Top of MATERIAL PROVIDED

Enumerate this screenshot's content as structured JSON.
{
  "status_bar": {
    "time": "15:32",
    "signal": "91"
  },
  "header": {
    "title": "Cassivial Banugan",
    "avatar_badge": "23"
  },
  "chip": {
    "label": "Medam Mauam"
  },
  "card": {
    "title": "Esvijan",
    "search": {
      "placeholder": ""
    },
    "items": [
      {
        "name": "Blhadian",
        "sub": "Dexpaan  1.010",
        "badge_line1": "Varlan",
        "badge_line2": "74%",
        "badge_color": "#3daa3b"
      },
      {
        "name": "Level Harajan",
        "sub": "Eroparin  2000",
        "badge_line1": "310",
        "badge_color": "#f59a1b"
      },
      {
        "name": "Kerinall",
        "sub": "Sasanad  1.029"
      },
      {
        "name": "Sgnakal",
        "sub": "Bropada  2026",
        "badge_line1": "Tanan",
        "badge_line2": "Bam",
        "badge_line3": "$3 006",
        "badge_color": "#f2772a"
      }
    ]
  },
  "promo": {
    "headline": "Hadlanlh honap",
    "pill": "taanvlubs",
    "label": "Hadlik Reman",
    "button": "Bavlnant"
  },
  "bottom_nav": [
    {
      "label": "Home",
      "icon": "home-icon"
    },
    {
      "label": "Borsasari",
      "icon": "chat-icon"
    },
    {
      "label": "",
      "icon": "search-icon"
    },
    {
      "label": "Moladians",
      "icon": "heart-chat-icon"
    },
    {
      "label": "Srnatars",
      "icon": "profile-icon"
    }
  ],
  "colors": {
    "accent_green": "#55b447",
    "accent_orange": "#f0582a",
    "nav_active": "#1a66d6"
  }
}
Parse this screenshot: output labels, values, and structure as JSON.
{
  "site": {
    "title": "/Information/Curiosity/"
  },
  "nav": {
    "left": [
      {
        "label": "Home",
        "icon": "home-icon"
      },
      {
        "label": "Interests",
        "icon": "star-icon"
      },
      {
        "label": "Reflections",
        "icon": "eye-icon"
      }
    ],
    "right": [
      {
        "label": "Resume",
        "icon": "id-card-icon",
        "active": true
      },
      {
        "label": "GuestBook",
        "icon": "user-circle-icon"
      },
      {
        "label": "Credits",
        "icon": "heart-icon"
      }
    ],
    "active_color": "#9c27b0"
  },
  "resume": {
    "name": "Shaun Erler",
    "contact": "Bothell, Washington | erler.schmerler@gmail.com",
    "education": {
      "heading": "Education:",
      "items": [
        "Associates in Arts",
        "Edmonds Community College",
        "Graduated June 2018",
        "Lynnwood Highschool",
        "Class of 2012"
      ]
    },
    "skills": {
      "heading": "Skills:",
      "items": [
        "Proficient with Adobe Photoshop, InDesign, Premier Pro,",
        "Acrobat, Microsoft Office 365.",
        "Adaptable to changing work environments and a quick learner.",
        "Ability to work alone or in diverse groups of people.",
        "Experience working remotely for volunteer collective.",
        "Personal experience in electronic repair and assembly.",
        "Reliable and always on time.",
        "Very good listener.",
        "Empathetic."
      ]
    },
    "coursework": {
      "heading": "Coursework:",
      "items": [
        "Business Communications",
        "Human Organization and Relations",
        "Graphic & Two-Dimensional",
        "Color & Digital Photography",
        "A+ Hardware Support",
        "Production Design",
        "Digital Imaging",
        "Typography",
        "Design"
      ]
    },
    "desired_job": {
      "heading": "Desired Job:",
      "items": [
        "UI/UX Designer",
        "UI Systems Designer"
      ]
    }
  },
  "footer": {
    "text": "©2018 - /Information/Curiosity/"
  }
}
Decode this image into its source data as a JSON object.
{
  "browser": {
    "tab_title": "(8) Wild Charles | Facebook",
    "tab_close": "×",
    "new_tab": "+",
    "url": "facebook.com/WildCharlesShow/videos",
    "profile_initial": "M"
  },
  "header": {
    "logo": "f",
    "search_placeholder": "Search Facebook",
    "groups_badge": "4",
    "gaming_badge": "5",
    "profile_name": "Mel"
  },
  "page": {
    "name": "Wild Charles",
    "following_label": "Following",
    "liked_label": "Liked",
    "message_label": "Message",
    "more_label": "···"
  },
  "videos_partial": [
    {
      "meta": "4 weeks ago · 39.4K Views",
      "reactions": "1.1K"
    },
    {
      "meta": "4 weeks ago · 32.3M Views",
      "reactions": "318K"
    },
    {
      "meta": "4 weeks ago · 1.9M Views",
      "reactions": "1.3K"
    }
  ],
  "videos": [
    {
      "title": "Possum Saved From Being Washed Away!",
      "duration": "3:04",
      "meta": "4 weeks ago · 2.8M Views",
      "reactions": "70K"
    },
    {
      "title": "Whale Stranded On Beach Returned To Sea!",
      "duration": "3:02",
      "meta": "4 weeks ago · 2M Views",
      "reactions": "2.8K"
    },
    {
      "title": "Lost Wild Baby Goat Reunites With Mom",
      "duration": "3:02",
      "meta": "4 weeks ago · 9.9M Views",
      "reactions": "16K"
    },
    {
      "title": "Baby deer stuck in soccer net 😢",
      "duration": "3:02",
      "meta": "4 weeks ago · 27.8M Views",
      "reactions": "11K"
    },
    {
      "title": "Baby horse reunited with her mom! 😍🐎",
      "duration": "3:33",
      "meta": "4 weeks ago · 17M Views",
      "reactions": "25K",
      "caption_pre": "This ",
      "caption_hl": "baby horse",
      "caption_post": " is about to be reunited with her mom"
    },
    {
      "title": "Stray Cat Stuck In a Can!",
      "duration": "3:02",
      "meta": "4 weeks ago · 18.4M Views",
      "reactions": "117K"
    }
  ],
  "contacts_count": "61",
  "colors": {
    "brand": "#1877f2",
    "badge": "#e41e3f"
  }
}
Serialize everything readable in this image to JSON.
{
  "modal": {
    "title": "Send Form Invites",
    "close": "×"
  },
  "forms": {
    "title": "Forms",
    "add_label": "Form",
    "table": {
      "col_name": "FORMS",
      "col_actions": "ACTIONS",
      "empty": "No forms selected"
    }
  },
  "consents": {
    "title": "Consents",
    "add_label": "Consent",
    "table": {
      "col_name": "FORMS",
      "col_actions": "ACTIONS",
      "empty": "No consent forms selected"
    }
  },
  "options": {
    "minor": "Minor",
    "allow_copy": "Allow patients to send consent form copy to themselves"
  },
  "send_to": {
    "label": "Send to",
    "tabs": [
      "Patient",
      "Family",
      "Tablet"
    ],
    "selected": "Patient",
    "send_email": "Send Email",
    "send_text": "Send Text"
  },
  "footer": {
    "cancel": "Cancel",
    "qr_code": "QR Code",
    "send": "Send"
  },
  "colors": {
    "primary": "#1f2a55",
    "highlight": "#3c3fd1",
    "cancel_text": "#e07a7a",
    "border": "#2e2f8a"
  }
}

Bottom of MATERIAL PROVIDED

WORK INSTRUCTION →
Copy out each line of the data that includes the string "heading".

REPLY →
      "heading": "Education:",
      "heading": "Skills:",
      "heading": "Coursework:",
      "heading": "Desired Job:",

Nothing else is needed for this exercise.